“The other piece of legislation is the crime bill. As of today, it no longer exists. I’m throwing it out. I’m throwing it out and writing a law that makes sense. You cannot address crime prevention without getting rid of assault weapons and handguns. I consider them a threat to national security, and I will go door to door if I have to, but I’m gonna convince Americans that I’m right, and I’m gonna get the guns.”
All this bravura and a love story to boot. Good stuff and only marginally ruined by Wade bursting into the president’s office (after he has declared his new policy). He is telling his aides he needs to get to Congress in a hurry and she blurts out some nonsense about not taking Constitution Avenue because it’s a mess of traffic.
With this history, I watched the number-crunching on a gun bill Miss Sloane (2016), with Jessica Chastain playing a dynamic red-haired lobbyist. The movie was complicated. It had twists and turns but I was sure it was headed for the big speech at the end, extolling the USA and how all the characters in politics had lost their way and how Miss Sloane for one wasn’t going to play their game any more.
It’s too big a spoiler to tell you what really happens but suffice to say your comprehension of what happened earlier in the film is certainly tested. Putting the jigsaw pieces together in Miss Sloane provoked some stimulating opinions at the post-film dinner.
Chastain’s Elizabeth Sloane explains in the first scene that a good lobbyist plays their trump card only after their opponent has played theirs.
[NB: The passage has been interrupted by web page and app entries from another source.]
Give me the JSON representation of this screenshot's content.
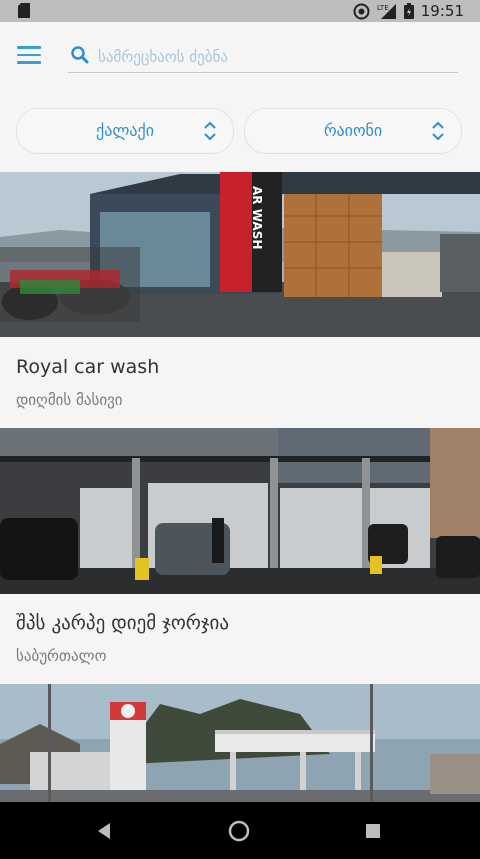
{
  "status_bar": {
    "time": "19:51",
    "network": "LTE",
    "icons": [
      "sim-icon",
      "data-saver-icon",
      "signal-icon",
      "battery-icon"
    ]
  },
  "header": {
    "search": {
      "placeholder": "სამრეცხაოს ძებნა",
      "value": ""
    },
    "city_select": {
      "label": "ქალაქი"
    },
    "district_select": {
      "label": "რაიონი"
    }
  },
  "listings": [
    {
      "title": "Royal car wash",
      "district": "დიღმის მასივი",
      "sign_text": "AR WASH"
    },
    {
      "title": "შპს კარპე დიემ ჯორჯია",
      "district": "საბურთალო"
    },
    {
      "title": "",
      "district": ""
    }
  ],
  "colors": {
    "accent": "#3a9bd5",
    "background": "#f5f5f5",
    "status_bar": "#bdbdbd",
    "nav_bar": "#000000"
  },
  "nav_bar": {
    "buttons": [
      "back-icon",
      "home-icon",
      "recents-icon"
    ]
  }
}
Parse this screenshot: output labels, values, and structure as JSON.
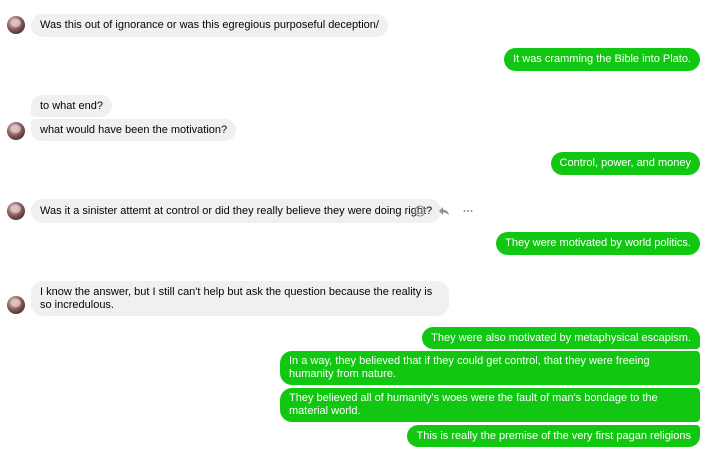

During the film she produces all her best tricks in attempting to make law a Bill requiring strong restrictions on the purchase of assault weapons.
Sloane has left her high-profile lobbying firm – and half her own purpose-built team who have stayed put – to take an offer from a boutique lobby company headed by Rodolfo Schmidt (Mark Strong).
She has the power of Washington against her, most notably career-making/breaking senator Bob Sanford (Chuck Shamata). With her previous bosses and her former team knowing many of her tactics, the fight is going to be even harder to win.
We see Sloane’s personal weaknesses which will make her vulnerable to her opponents and one wonders just how low or dirty she can sink to win. Schmidt calls her “a piece of work” which is hardly damning enough of the way she uses individuals to draw out the result she wants.
Miss Sloane is the kind of film that telling too much plot would ruin the entertainment. It’s enough to say the long running time did not faze me at all and I found it’s fast-paced storyline interesting to its conclusion.